Man birdwatching.

We’re here for the birds: how to be an ethical birder

It’s officially spring, which means that birds are winging their way back to our parks — and birders won’t be far behind them!

As birding becomes more popular, and with the initiation of the third Ontario Breeding Bird Atlas, we’re expecting that this will be a big year for the activity.

Whether this is your first season birding or your 91st, we know you want to act in a way that is respectful and protects our feathered park inhabitants.

If you and your binoculars are venturing into a park this season, read on for our top suggestions for ethical birding.

Learn from a pro

David Bree is an expert birder from the Ontario Parks Discovery Team.

Here, he explains what the Breeding Bird Atlas is, why Ontario Parks is supporting the initiative, and his tips for birders:

Avoid using recorded bird songs

Most bird species use songs to establish territory and attract a mate. Birders who are following scientific protocols, such as marsh bird surveys, will often use pre-recorded songs to confirm the presence of secretive species.

Small yellow, black and white bird on branch in spring
Magnolia Warbler

Unfortunately, playing recorded songs has the potential to stress the birds around you. They’re being forced to take time away from feeding their young and defending their nests in order to determine how much of a threat you pose.

As David mentions in the video above, overuse of recordings can even impact a bird’s survival.

If you don’t have permission from the park superintendent, don’t play song recordings in parks.

Give birds their space

If you’re approaching a bird for a better look, make sure you leave enough room for the bird to feel secure. Just like your fellow human hikers and birdwatchers, animals need their personal space.

This is especially true if they’re protecting their young. If the bird looks alarmed or is performing a broken wing display, you’ve come too close and should back away.

Bird on the ground.
Ground nesting birds, such as this Killdeer, will pretend to have a broken wing in order to lead you (a potential predator) away from vulnerable eggs if you venture too close. This is a stressful situation for bird parents

Never approach a bird’s nest during the breeding season.

Binoculars, spotting scopes, and telephoto camera lenses are all tools that can give you great views of wildlife without causing animals stress or putting them in danger.

Never use bait

We know it’s tempting to coax birds into the open with seeds and other treats, but bait can habituate animals to human presence, “rewarding” an animal for abnormal behaviour.
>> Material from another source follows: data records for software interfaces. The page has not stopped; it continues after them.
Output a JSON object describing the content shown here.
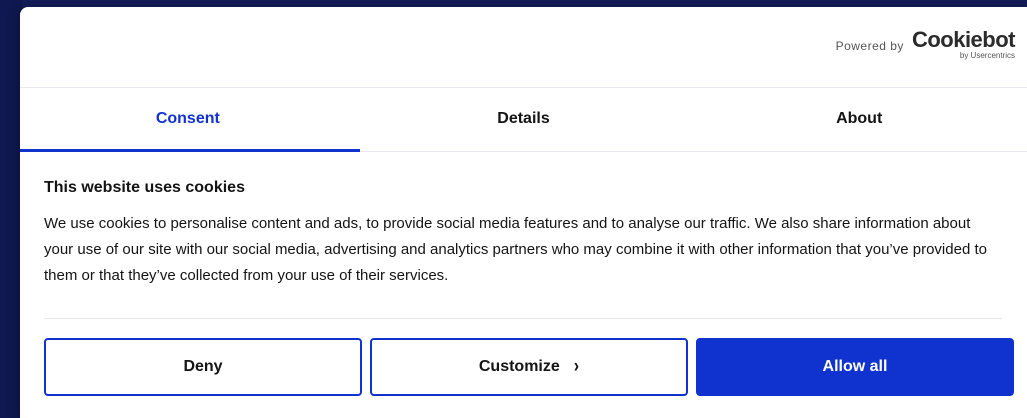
{
  "header": {
    "powered_by": "Powered by",
    "logo_text": "Cookiebot",
    "logo_sub": "by Usercentrics"
  },
  "tabs": [
    {
      "label": "Consent",
      "active": true
    },
    {
      "label": "Details",
      "active": false
    },
    {
      "label": "About",
      "active": false
    }
  ],
  "content": {
    "title": "This website uses cookies",
    "body": "We use cookies to personalise content and ads, to provide social media features and to analyse our traffic. We also share information about your use of our site with our social media, advertising and analytics partners who may combine it with other information that you’ve provided to them or that they’ve collected from your use of their services."
  },
  "buttons": {
    "deny": "Deny",
    "customize": "Customize",
    "allow_all": "Allow all"
  },
  "colors": {
    "accent": "#1032cf",
    "backdrop": "#131c58"
  },
  "icons": {
    "customize_chevron": "chevron-right-icon"
  }
}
Habituation happens when an animal is exposed to a stimulus so many times, it loses sensitivity or stops viewing the stimulus as a threat.

Bird in a nest in a tree.
American Redstart

We understand you’re dying for that perfect photo, but keep the food in your pocket. It’s not worth risking the bird’s life.

Bait should never be used in provincial parks, and its use could result in a fine.

Stick to the trail

It can be tempting to follow an elusive song or glimpsed tail-feather into the underbrush, but there are many reasons we ask our visitors to use park trails versus heading off the beaten path.

Woman looking through binoculars on a trail.

Invasive species can hitchhike on your shoes, so keeping to the trail ensures Garlic Mustard  and other invaders aren’t spread to sensitive habitats.

Venturing off-trail also threatens ground-nesting birds, and risks trampling / destroying small plants and animals.

We’ll see you on the trails!

Birding is a fun and versatile hobby, and when it’s done thoughtfully, it can benefit both humans and wildlife.

If you haven’t already, consider signing up as a volunteer for the third Ontario Breeding Bird Atlas.

You can also help us better understand park biodiversity by reporting your sightings on or